◆ **TO DO**:
Could you output the listing that follows exactly, without its images?

◆ **PROVIDED DATA**:
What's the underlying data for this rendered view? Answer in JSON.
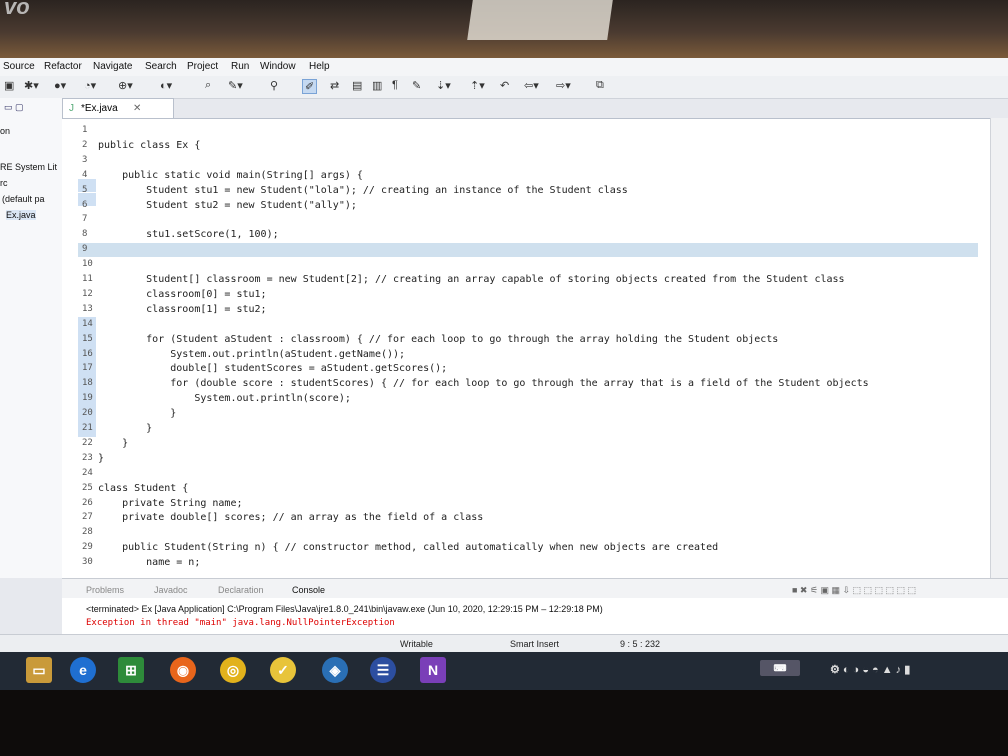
{
  "menu": [
    "Source",
    "Refactor",
    "Navigate",
    "Search",
    "Project",
    "Run",
    "Window",
    "Help"
  ],
  "left_panel": {
    "items": [
      "on",
      "RE System Lit",
      "rc",
      "(default pa",
      "Ex.java"
    ]
  },
  "editor": {
    "tab_label": "*Ex.java",
    "line_numbers": [
      "1",
      "2",
      "3",
      "4",
      "5",
      "6",
      "7",
      "8",
      "9",
      "10",
      "11",
      "12",
      "13",
      "14",
      "15",
      "16",
      "17",
      "18",
      "19",
      "20",
      "21",
      "22",
      "23",
      "24",
      "25",
      "26",
      "27",
      "28",
      "29",
      "30"
    ],
    "lines": [
      "",
      "public class Ex {",
      "",
      "    public static void main(String[] args) {",
      "        Student stu1 = new Student(\"lola\"); // creating an instance of the Student class",
      "        Student stu2 = new Student(\"ally\");",
      "",
      "        stu1.setScore(1, 100);",
      "",
      "",
      "        Student[] classroom = new Student[2]; // creating an array capable of storing objects created from the Student class",
      "        classroom[0] = stu1;",
      "        classroom[1] = stu2;",
      "",
      "        for (Student aStudent : classroom) { // for each loop to go through the array holding the Student objects",
      "            System.out.println(aStudent.getName());",
      "            double[] studentScores = aStudent.getScores();",
      "            for (double score : studentScores) { // for each loop to go through the array that is a field of the Student objects",
      "                System.out.println(score);",
      "            }",
      "        }",
      "    }",
      "}",
      "",
      "class Student {",
      "    private String name;",
      "    private double[] scores; // an array as the field of a class",
      "",
      "    public Student(String n) { // constructor method, called automatically when new objects are created",
      "        name = n;"
    ]
  },
  "console": {
    "tabs": [
      "Problems",
      "Javadoc",
      "Declaration",
      "Console"
    ],
    "terminated": "<terminated> Ex [Java Application] C:\\Program Files\\Java\\jre1.8.0_241\\bin\\javaw.exe (Jun 10, 2020, 12:29:15 PM – 12:29:18 PM)",
    "error": "Exception in thread \"main\" java.lang.NullPointerException"
  },
  "status": {
    "writable": "Writable",
    "insert_mode": "Smart Insert",
    "position": "9 : 5 : 232"
  },
  "taskbar": {
    "icons": [
      "file-explorer-icon",
      "edge-icon",
      "store-icon",
      "firefox-icon",
      "chrome-icon",
      "norton-icon",
      "netbeans-icon",
      "vpn-icon",
      "onenote-icon"
    ]
  }
}
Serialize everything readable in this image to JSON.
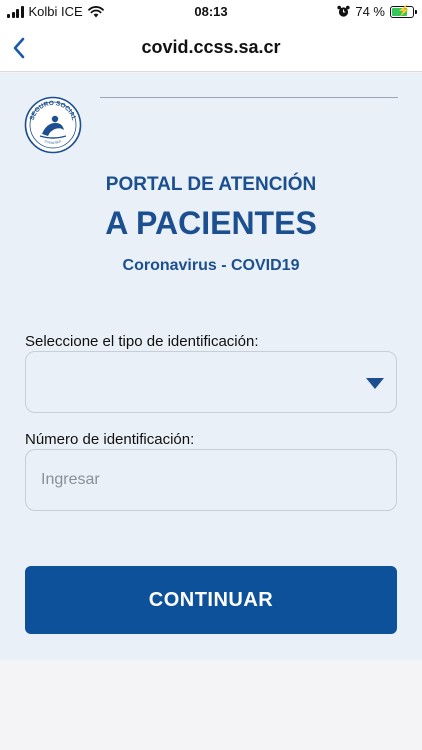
{
  "status_bar": {
    "carrier": "Kolbi ICE",
    "time": "08:13",
    "battery_percent": "74 %",
    "battery_level": 0.74
  },
  "nav": {
    "url": "covid.ccss.sa.cr",
    "back_icon": "chevron-left-icon"
  },
  "portal": {
    "logo_text": "SEGURO SOCIAL",
    "logo_subtext": "COSTA RICA",
    "title_line1": "PORTAL DE ATENCIÓN",
    "title_line2": "A PACIENTES",
    "subtitle": "Coronavirus - COVID19"
  },
  "form": {
    "id_type_label": "Seleccione el tipo de identificación:",
    "id_type_value": "",
    "id_number_label": "Número de identificación:",
    "id_number_placeholder": "Ingresar",
    "submit_label": "CONTINUAR"
  },
  "colors": {
    "brand_blue": "#0d519b",
    "title_blue": "#1b4f8f",
    "panel_bg": "#eaf0f7",
    "battery_green": "#34c759"
  }
}
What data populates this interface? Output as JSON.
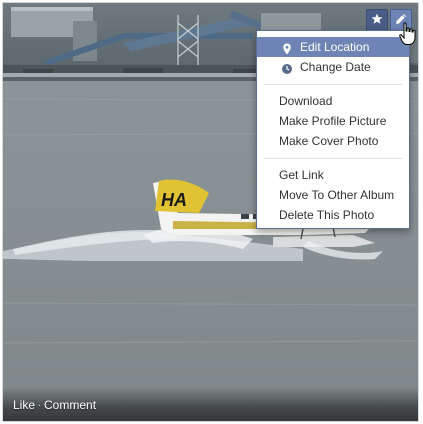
{
  "photo": {
    "description_icon": "seaplane-photo"
  },
  "actions": {
    "like_label": "Like",
    "separator": "·",
    "comment_label": "Comment"
  },
  "toolbar": {
    "star_icon": "star-icon",
    "edit_icon": "pencil-icon"
  },
  "menu": {
    "groups": [
      [
        {
          "label": "Edit Location",
          "icon": "location-pin-icon",
          "active": true
        },
        {
          "label": "Change Date",
          "icon": "clock-icon",
          "active": false
        }
      ],
      [
        {
          "label": "Download"
        },
        {
          "label": "Make Profile Picture"
        },
        {
          "label": "Make Cover Photo"
        }
      ],
      [
        {
          "label": "Get Link"
        },
        {
          "label": "Move To Other Album"
        },
        {
          "label": "Delete This Photo"
        }
      ]
    ]
  },
  "colors": {
    "menu_highlight": "#6d84b4",
    "menu_border": "#5b6e94",
    "star_button": "#4a5d86",
    "edit_button": "#6d84b4"
  }
}
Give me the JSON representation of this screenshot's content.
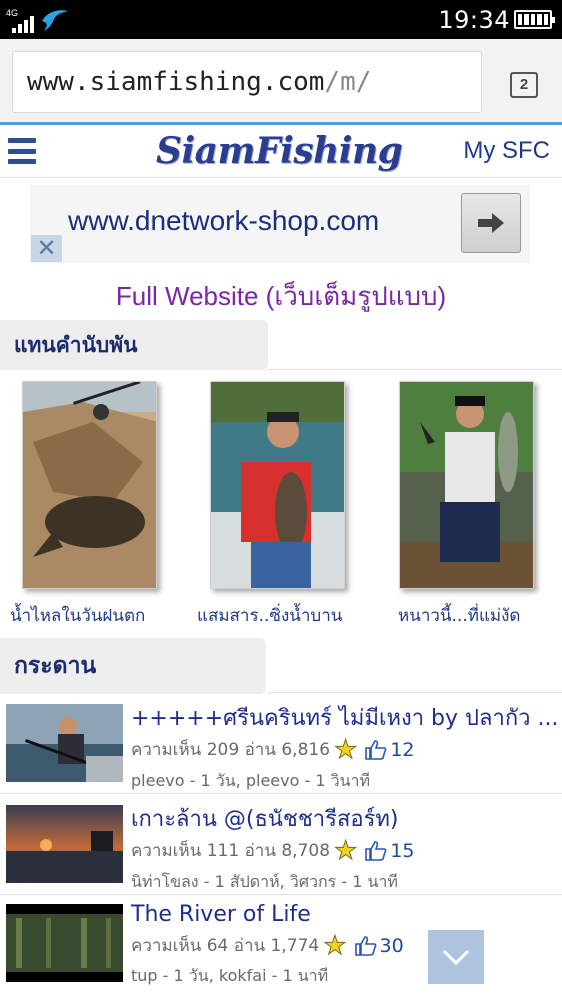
{
  "status_bar": {
    "network": "4G",
    "time": "19:34",
    "icons": [
      "signal-icon",
      "carrier-bird-icon",
      "battery-icon"
    ]
  },
  "browser": {
    "url_host": "www.siamfishing.com",
    "url_path": "/m/",
    "tab_count": "2"
  },
  "header": {
    "logo": "SiamFishing",
    "my_sfc": "My SFC"
  },
  "ad": {
    "text": "www.dnetwork-shop.com",
    "close_label": "✕"
  },
  "full_website_link": "Full Website (เว็บเต็มรูปแบบ)",
  "featured_section": {
    "title": "แทนคำนับพัน",
    "items": [
      {
        "caption": "น้ำไหลในวันฝนตก"
      },
      {
        "caption": "แสมสาร..ซิ่งน้ำบาน"
      },
      {
        "caption": "หนาวนี้...ที่แม่งัด"
      }
    ]
  },
  "board_section": {
    "title": "กระดาน",
    "threads": [
      {
        "title": "+++++ศรีนครินทร์ ไม่มีเหงา by ปลากัว ...",
        "stats": "ความเห็น 209 อ่าน 6,816",
        "likes": "12",
        "meta": "pleevo - 1 วัน, pleevo - 1 วินาที"
      },
      {
        "title": "เกาะล้าน @(ธนัชชารีสอร์ท)",
        "stats": "ความเห็น 111 อ่าน 8,708",
        "likes": "15",
        "meta": "นิท่าโขลง - 1 สัปดาห์, วิศวกร - 1 นาที"
      },
      {
        "title": "The River of Life",
        "stats": "ความเห็น 64 อ่าน 1,774",
        "likes": "30",
        "meta": "tup - 1 วัน, kokfai - 1 นาที"
      }
    ]
  },
  "colors": {
    "brand_blue": "#2a3d8f",
    "link_purple": "#7a27a6",
    "title_blue": "#1d2f8a",
    "accent_line": "#5b9bd5"
  }
}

◆ **TASK OUTPUT**:
What's the underlying data for this rendered view? Answer in JSON.
{
  "menu": [
    "Source",
    "Refactor",
    "Navigate",
    "Search",
    "Project",
    "Run",
    "Window",
    "Help"
  ],
  "left_panel": {
    "items": [
      "on",
      "RE System Lit",
      "rc",
      "(default pa",
      "Ex.java"
    ]
  },
  "editor": {
    "tab_label": "*Ex.java",
    "line_numbers": [
      "1",
      "2",
      "3",
      "4",
      "5",
      "6",
      "7",
      "8",
      "9",
      "10",
      "11",
      "12",
      "13",
      "14",
      "15",
      "16",
      "17",
      "18",
      "19",
      "20",
      "21",
      "22",
      "23",
      "24",
      "25",
      "26",
      "27",
      "28",
      "29",
      "30"
    ],
    "lines": [
      "",
      "public class Ex {",
      "",
      "    public static void main(String[] args) {",
      "        Student stu1 = new Student(\"lola\"); // creating an instance of the Student class",
      "        Student stu2 = new Student(\"ally\");",
      "",
      "        stu1.setScore(1, 100);",
      "",
      "",
      "        Student[] classroom = new Student[2]; // creating an array capable of storing objects created from the Student class",
      "        classroom[0] = stu1;",
      "        classroom[1] = stu2;",
      "",
      "        for (Student aStudent : classroom) { // for each loop to go through the array holding the Student objects",
      "            System.out.println(aStudent.getName());",
      "            double[] studentScores = aStudent.getScores();",
      "            for (double score : studentScores) { // for each loop to go through the array that is a field of the Student objects",
      "                System.out.println(score);",
      "            }",
      "        }",
      "    }",
      "}",
      "",
      "class Student {",
      "    private String name;",
      "    private double[] scores; // an array as the field of a class",
      "",
      "    public Student(String n) { // constructor method, called automatically when new objects are created",
      "        name = n;"
    ]
  },
  "console": {
    "tabs": [
      "Problems",
      "Javadoc",
      "Declaration",
      "Console"
    ],
    "terminated": "<terminated> Ex [Java Application] C:\\Program Files\\Java\\jre1.8.0_241\\bin\\javaw.exe (Jun 10, 2020, 12:29:15 PM – 12:29:18 PM)",
    "error": "Exception in thread \"main\" java.lang.NullPointerException"
  },
  "status": {
    "writable": "Writable",
    "insert_mode": "Smart Insert",
    "position": "9 : 5 : 232"
  },
  "taskbar": {
    "icons": [
      "file-explorer-icon",
      "edge-icon",
      "store-icon",
      "firefox-icon",
      "chrome-icon",
      "norton-icon",
      "netbeans-icon",
      "vpn-icon",
      "onenote-icon"
    ]
  }
}
Serialize everything readable in this image to JSON.
{
  "status_bar": {
    "carrier": "Kolbi ICE",
    "time": "08:13",
    "battery_percent": "74 %",
    "battery_level": 0.74
  },
  "nav": {
    "url": "covid.ccss.sa.cr",
    "back_icon": "chevron-left-icon"
  },
  "portal": {
    "logo_text": "SEGURO SOCIAL",
    "logo_subtext": "COSTA RICA",
    "title_line1": "PORTAL DE ATENCIÓN",
    "title_line2": "A PACIENTES",
    "subtitle": "Coronavirus - COVID19"
  },
  "form": {
    "id_type_label": "Seleccione el tipo de identificación:",
    "id_type_value": "",
    "id_number_label": "Número de identificación:",
    "id_number_placeholder": "Ingresar",
    "submit_label": "CONTINUAR"
  },
  "colors": {
    "brand_blue": "#0d519b",
    "title_blue": "#1b4f8f",
    "panel_bg": "#eaf0f7",
    "battery_green": "#34c759"
  }
}
What data populates this interface? Output as JSON.
{
  "photo": {
    "description_icon": "seaplane-photo"
  },
  "actions": {
    "like_label": "Like",
    "separator": "·",
    "comment_label": "Comment"
  },
  "toolbar": {
    "star_icon": "star-icon",
    "edit_icon": "pencil-icon"
  },
  "menu": {
    "groups": [
      [
        {
          "label": "Edit Location",
          "icon": "location-pin-icon",
          "active": true
        },
        {
          "label": "Change Date",
          "icon": "clock-icon",
          "active": false
        }
      ],
      [
        {
          "label": "Download"
        },
        {
          "label": "Make Profile Picture"
        },
        {
          "label": "Make Cover Photo"
        }
      ],
      [
        {
          "label": "Get Link"
        },
        {
          "label": "Move To Other Album"
        },
        {
          "label": "Delete This Photo"
        }
      ]
    ]
  },
  "colors": {
    "menu_highlight": "#6d84b4",
    "menu_border": "#5b6e94",
    "star_button": "#4a5d86",
    "edit_button": "#6d84b4"
  }
}
Give me the JSON representation of this screenshot's content.
{
  "status_bar": {
    "network": "4G",
    "time": "19:34",
    "icons": [
      "signal-icon",
      "carrier-bird-icon",
      "battery-icon"
    ]
  },
  "browser": {
    "url_host": "www.siamfishing.com",
    "url_path": "/m/",
    "tab_count": "2"
  },
  "header": {
    "logo": "SiamFishing",
    "my_sfc": "My SFC"
  },
  "ad": {
    "text": "www.dnetwork-shop.com",
    "close_label": "✕"
  },
  "full_website_link": "Full Website (เว็บเต็มรูปแบบ)",
  "featured_section": {
    "title": "แทนคำนับพัน",
    "items": [
      {
        "caption": "น้ำไหลในวันฝนตก"
      },
      {
        "caption": "แสมสาร..ซิ่งน้ำบาน"
      },
      {
        "caption": "หนาวนี้...ที่แม่งัด"
      }
    ]
  },
  "board_section": {
    "title": "กระดาน",
    "threads": [
      {
        "title": "+++++ศรีนครินทร์ ไม่มีเหงา by ปลากัว ...",
        "stats": "ความเห็น 209 อ่าน 6,816",
        "likes": "12",
        "meta": "pleevo - 1 วัน, pleevo - 1 วินาที"
      },
      {
        "title": "เกาะล้าน @(ธนัชชารีสอร์ท)",
        "stats": "ความเห็น 111 อ่าน 8,708",
        "likes": "15",
        "meta": "นิท่าโขลง - 1 สัปดาห์, วิศวกร - 1 นาที"
      },
      {
        "title": "The River of Life",
        "stats": "ความเห็น 64 อ่าน 1,774",
        "likes": "30",
        "meta": "tup - 1 วัน, kokfai - 1 นาที"
      }
    ]
  },
  "colors": {
    "brand_blue": "#2a3d8f",
    "link_purple": "#7a27a6",
    "title_blue": "#1d2f8a",
    "accent_line": "#5b9bd5"
  }
}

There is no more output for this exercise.